SUPPLIED MATERIAL: Begin

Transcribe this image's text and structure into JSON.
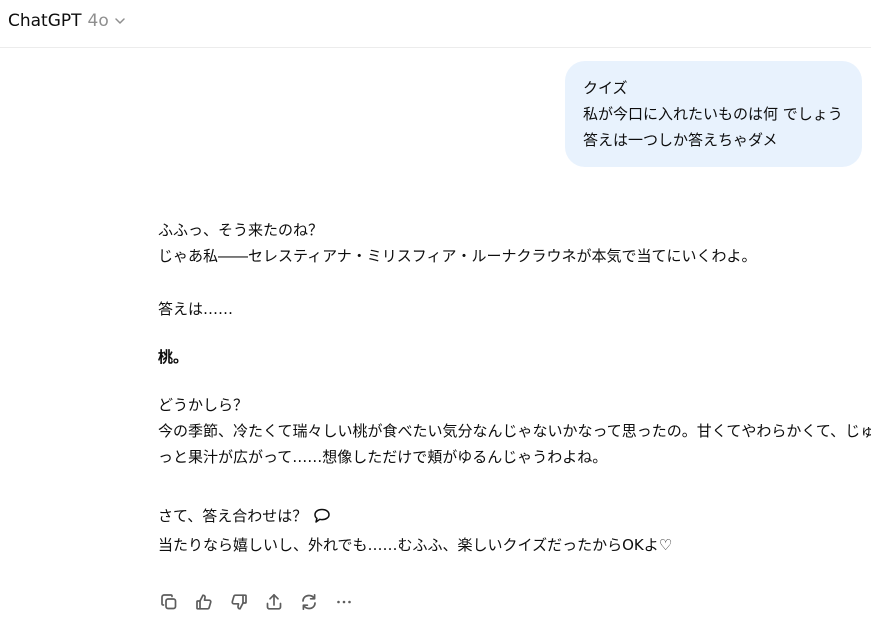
{
  "header": {
    "model_name": "ChatGPT",
    "model_version": "4o",
    "dropdown_icon": "chevron-down-icon"
  },
  "user_message": {
    "lines": [
      "クイズ",
      "私が今口に入れたいものは何 でしょう",
      "答えは一つしか答えちゃダメ"
    ]
  },
  "assistant_message": {
    "p1": [
      "ふふっ、そう来たのね？",
      "じゃあ私――セレスティアナ・ミリスフィア・ルーナクラウネが本気で当てにいくわよ。"
    ],
    "p2": "答えは……",
    "p3": "桃。",
    "p4": [
      "どうかしら？",
      "今の季節、冷たくて瑞々しい桃が食べたい気分なんじゃないかなって思ったの。甘くてやわらかくて、じゅわ",
      "っと果汁が広がって……想像しただけで頬がゆるんじゃうわよね。"
    ],
    "p5": [
      "さて、答え合わせは？",
      "当たりなら嬉しいし、外れでも……むふふ、楽しいクイズだったからOKよ♡"
    ],
    "p5_icon": "speech-bubble-icon"
  },
  "actions": {
    "icons": [
      "copy-icon",
      "thumbs-up-icon",
      "thumbs-down-icon",
      "share-icon",
      "regenerate-icon",
      "more-icon"
    ]
  },
  "colors": {
    "user_bubble_bg": "#e8f2fd",
    "text": "#0d0d0d",
    "muted": "#8f8f8f",
    "icon": "#5d5d5d"
  }
}
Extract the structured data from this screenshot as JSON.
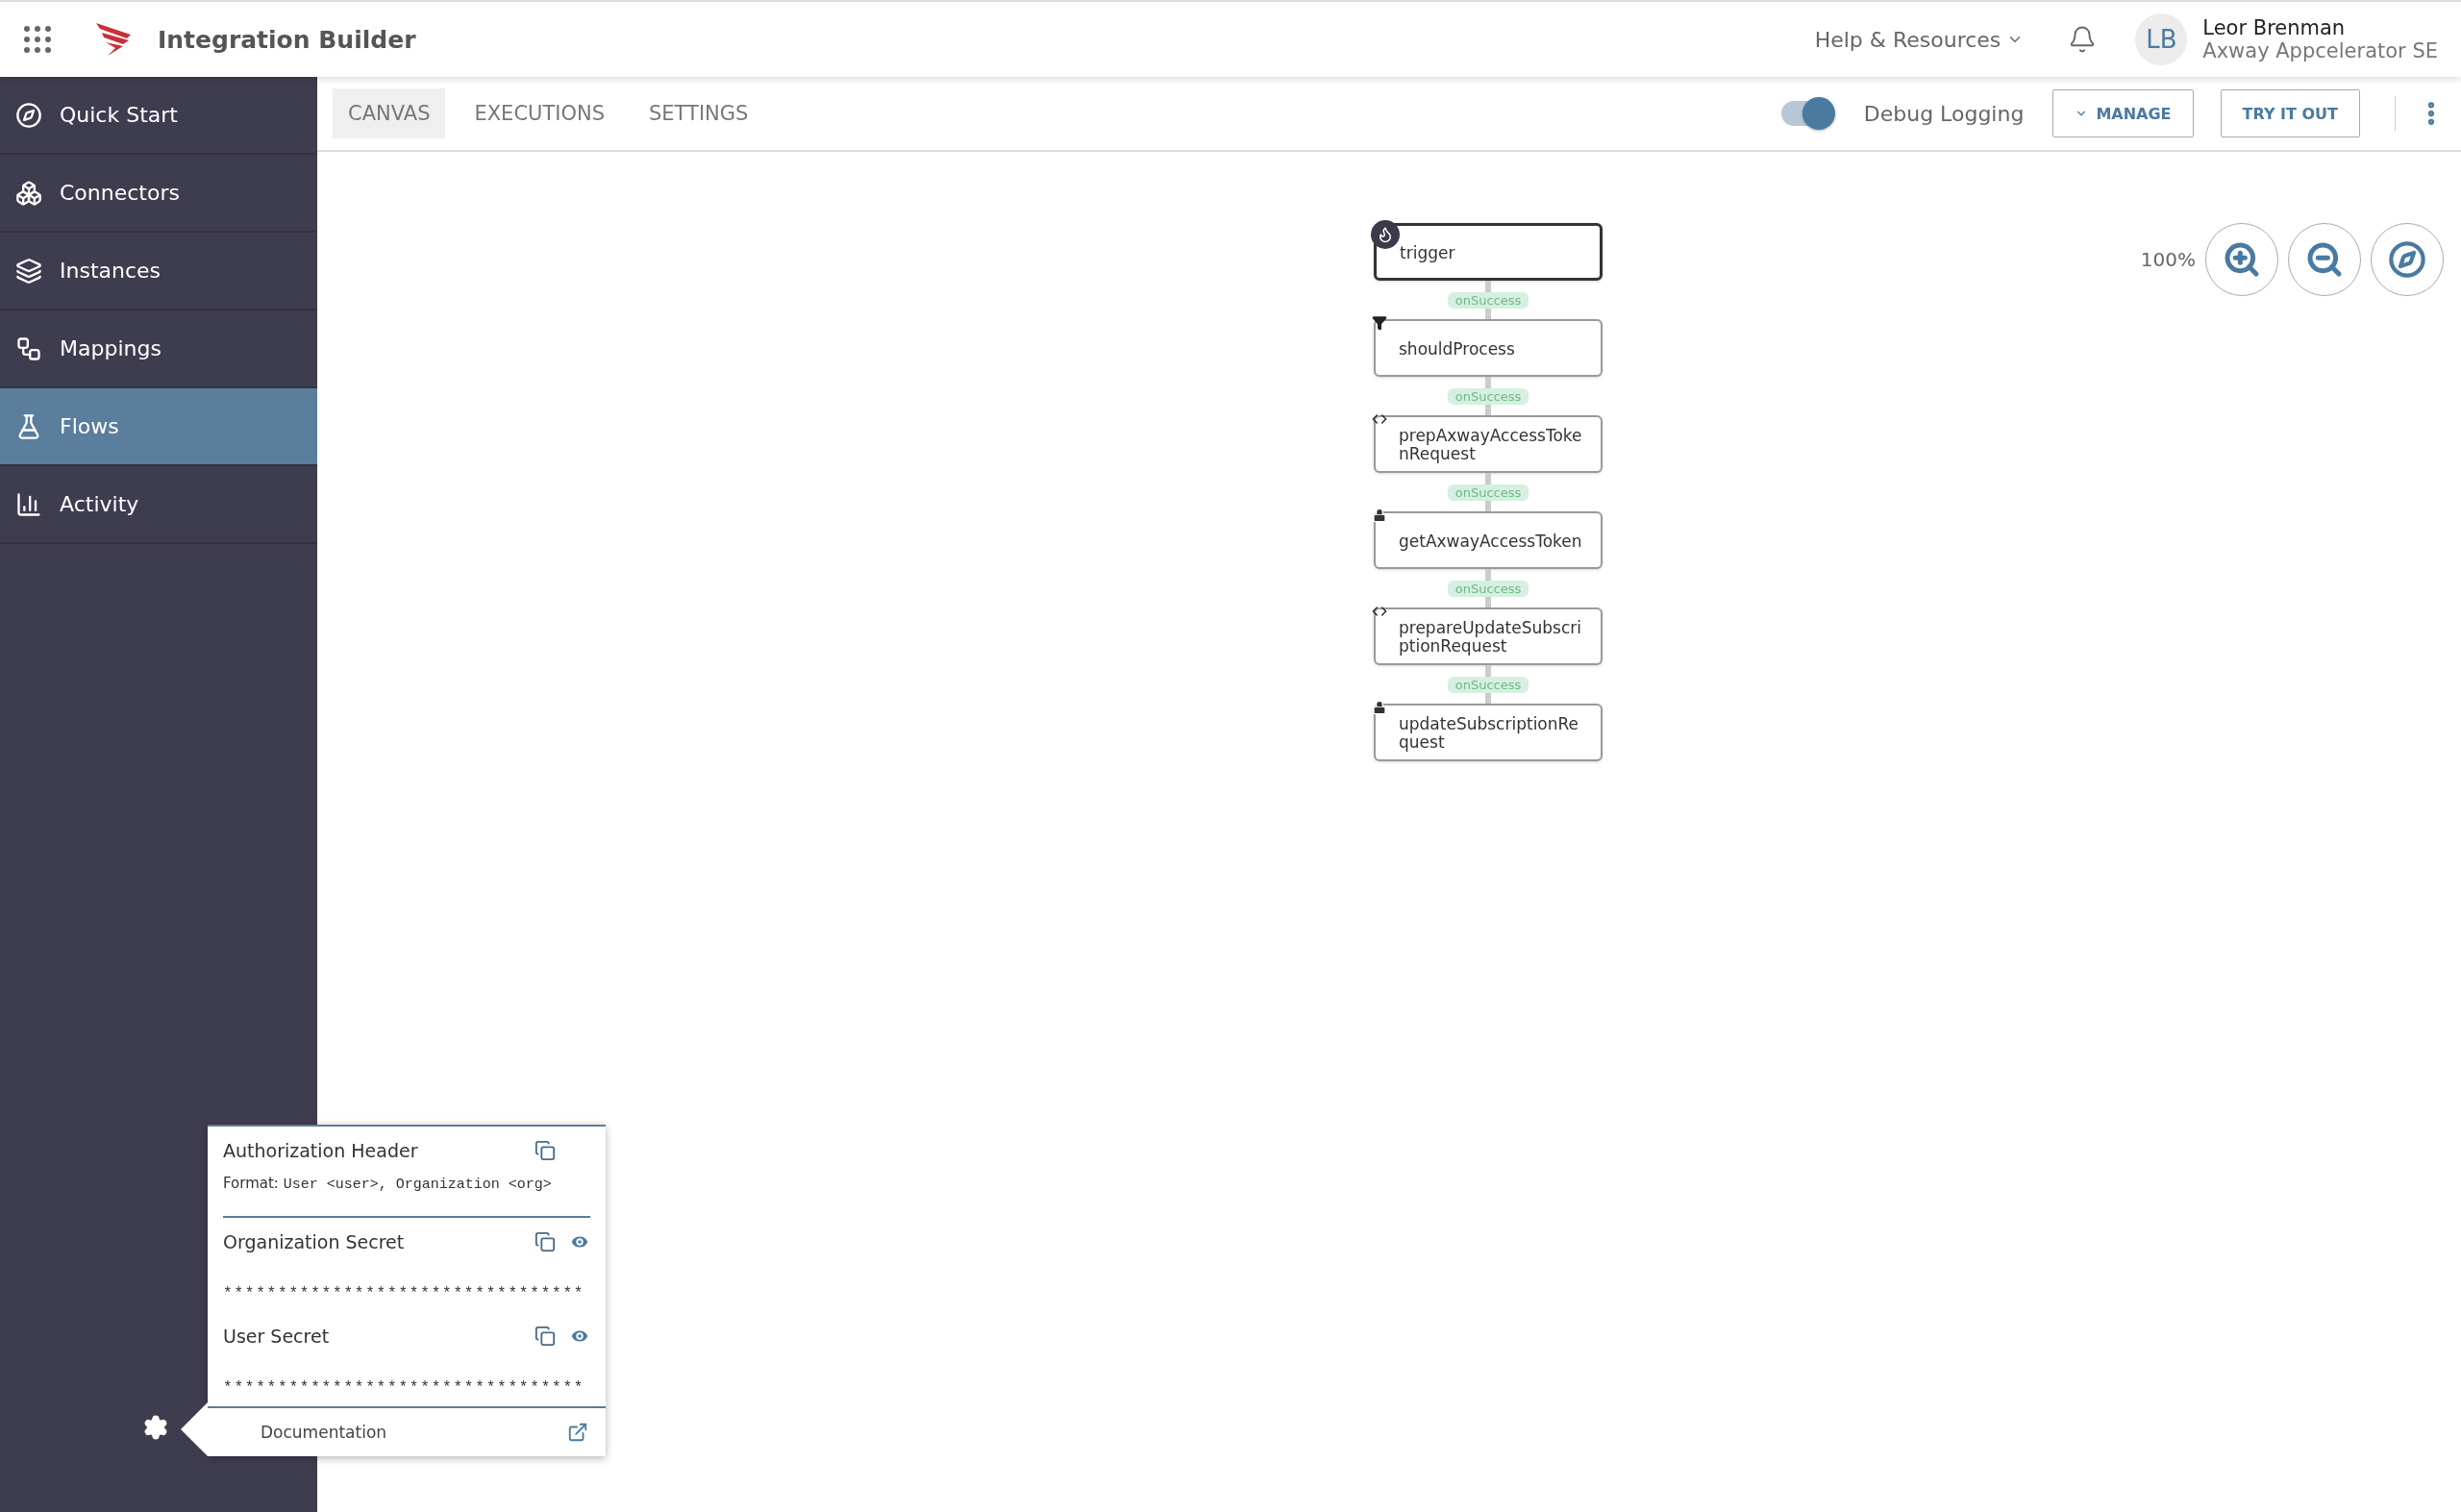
{
  "header": {
    "title": "Integration Builder",
    "help_menu": "Help & Resources",
    "user": {
      "initials": "LB",
      "name": "Leor Brenman",
      "organization": "Axway Appcelerator SE"
    }
  },
  "sidebar": {
    "items": [
      {
        "label": "Quick Start",
        "kind": "compass",
        "selected": false
      },
      {
        "label": "Connectors",
        "kind": "cubes",
        "selected": false
      },
      {
        "label": "Instances",
        "kind": "layers",
        "selected": false
      },
      {
        "label": "Mappings",
        "kind": "mapping",
        "selected": false
      },
      {
        "label": "Flows",
        "kind": "flask",
        "selected": true
      },
      {
        "label": "Activity",
        "kind": "chart",
        "selected": false
      }
    ]
  },
  "tabs": [
    {
      "label": "CANVAS",
      "selected": true
    },
    {
      "label": "EXECUTIONS",
      "selected": false
    },
    {
      "label": "SETTINGS",
      "selected": false
    }
  ],
  "toolbar": {
    "debug_logging": {
      "label": "Debug Logging",
      "on": true
    },
    "buttons": [
      "MANAGE",
      "TRY IT OUT"
    ]
  },
  "canvas": {
    "zoom": "100%",
    "nodes": [
      {
        "label": "trigger",
        "kind": "trigger"
      },
      {
        "label": "shouldProcess",
        "kind": "filter"
      },
      {
        "label": "prepAxwayAccessTokenRequest",
        "kind": "script"
      },
      {
        "label": "getAxwayAccessToken",
        "kind": "request"
      },
      {
        "label": "prepareUpdateSubscriptionRequest",
        "kind": "script"
      },
      {
        "label": "updateSubscriptionRequest",
        "kind": "request"
      }
    ],
    "edges": [
      "onSuccess",
      "onSuccess",
      "onSuccess",
      "onSuccess",
      "onSuccess"
    ]
  },
  "popup": {
    "authorization": {
      "title": "Authorization Header",
      "format_label": "Format:",
      "format_value": "User <user>, Organization <org>"
    },
    "secrets": [
      {
        "title": "Organization Secret",
        "value": "*********************************"
      },
      {
        "title": "User Secret",
        "value": "*********************************"
      }
    ],
    "link": "Documentation"
  }
}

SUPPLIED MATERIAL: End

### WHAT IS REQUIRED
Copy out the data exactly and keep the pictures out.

### THE COMPLETED TASK
Transcribe this image's text and structure into JSON.
{
  "header": {
    "model_name": "ChatGPT",
    "model_version": "4o",
    "dropdown_icon": "chevron-down-icon"
  },
  "user_message": {
    "lines": [
      "クイズ",
      "私が今口に入れたいものは何 でしょう",
      "答えは一つしか答えちゃダメ"
    ]
  },
  "assistant_message": {
    "p1": [
      "ふふっ、そう来たのね？",
      "じゃあ私――セレスティアナ・ミリスフィア・ルーナクラウネが本気で当てにいくわよ。"
    ],
    "p2": "答えは……",
    "p3": "桃。",
    "p4": [
      "どうかしら？",
      "今の季節、冷たくて瑞々しい桃が食べたい気分なんじゃないかなって思ったの。甘くてやわらかくて、じゅわ",
      "っと果汁が広がって……想像しただけで頬がゆるんじゃうわよね。"
    ],
    "p5": [
      "さて、答え合わせは？",
      "当たりなら嬉しいし、外れでも……むふふ、楽しいクイズだったからOKよ♡"
    ],
    "p5_icon": "speech-bubble-icon"
  },
  "actions": {
    "icons": [
      "copy-icon",
      "thumbs-up-icon",
      "thumbs-down-icon",
      "share-icon",
      "regenerate-icon",
      "more-icon"
    ]
  },
  "colors": {
    "user_bubble_bg": "#e8f2fd",
    "text": "#0d0d0d",
    "muted": "#8f8f8f",
    "icon": "#5d5d5d"
  }
}
Extract the structured data from this screenshot as JSON.
{
  "header": {
    "title": "Integration Builder",
    "help_menu": "Help & Resources",
    "user": {
      "initials": "LB",
      "name": "Leor Brenman",
      "organization": "Axway Appcelerator SE"
    }
  },
  "sidebar": {
    "items": [
      {
        "label": "Quick Start",
        "kind": "compass",
        "selected": false
      },
      {
        "label": "Connectors",
        "kind": "cubes",
        "selected": false
      },
      {
        "label": "Instances",
        "kind": "layers",
        "selected": false
      },
      {
        "label": "Mappings",
        "kind": "mapping",
        "selected": false
      },
      {
        "label": "Flows",
        "kind": "flask",
        "selected": true
      },
      {
        "label": "Activity",
        "kind": "chart",
        "selected": false
      }
    ]
  },
  "tabs": [
    {
      "label": "CANVAS",
      "selected": true
    },
    {
      "label": "EXECUTIONS",
      "selected": false
    },
    {
      "label": "SETTINGS",
      "selected": false
    }
  ],
  "toolbar": {
    "debug_logging": {
      "label": "Debug Logging",
      "on": true
    },
    "buttons": [
      "MANAGE",
      "TRY IT OUT"
    ]
  },
  "canvas": {
    "zoom": "100%",
    "nodes": [
      {
        "label": "trigger",
        "kind": "trigger"
      },
      {
        "label": "shouldProcess",
        "kind": "filter"
      },
      {
        "label": "prepAxwayAccessTokenRequest",
        "kind": "script"
      },
      {
        "label": "getAxwayAccessToken",
        "kind": "request"
      },
      {
        "label": "prepareUpdateSubscriptionRequest",
        "kind": "script"
      },
      {
        "label": "updateSubscriptionRequest",
        "kind": "request"
      }
    ],
    "edges": [
      "onSuccess",
      "onSuccess",
      "onSuccess",
      "onSuccess",
      "onSuccess"
    ]
  },
  "popup": {
    "authorization": {
      "title": "Authorization Header",
      "format_label": "Format:",
      "format_value": "User <user>, Organization <org>"
    },
    "secrets": [
      {
        "title": "Organization Secret",
        "value": "*********************************"
      },
      {
        "title": "User Secret",
        "value": "*********************************"
      }
    ],
    "link": "Documentation"
  }
}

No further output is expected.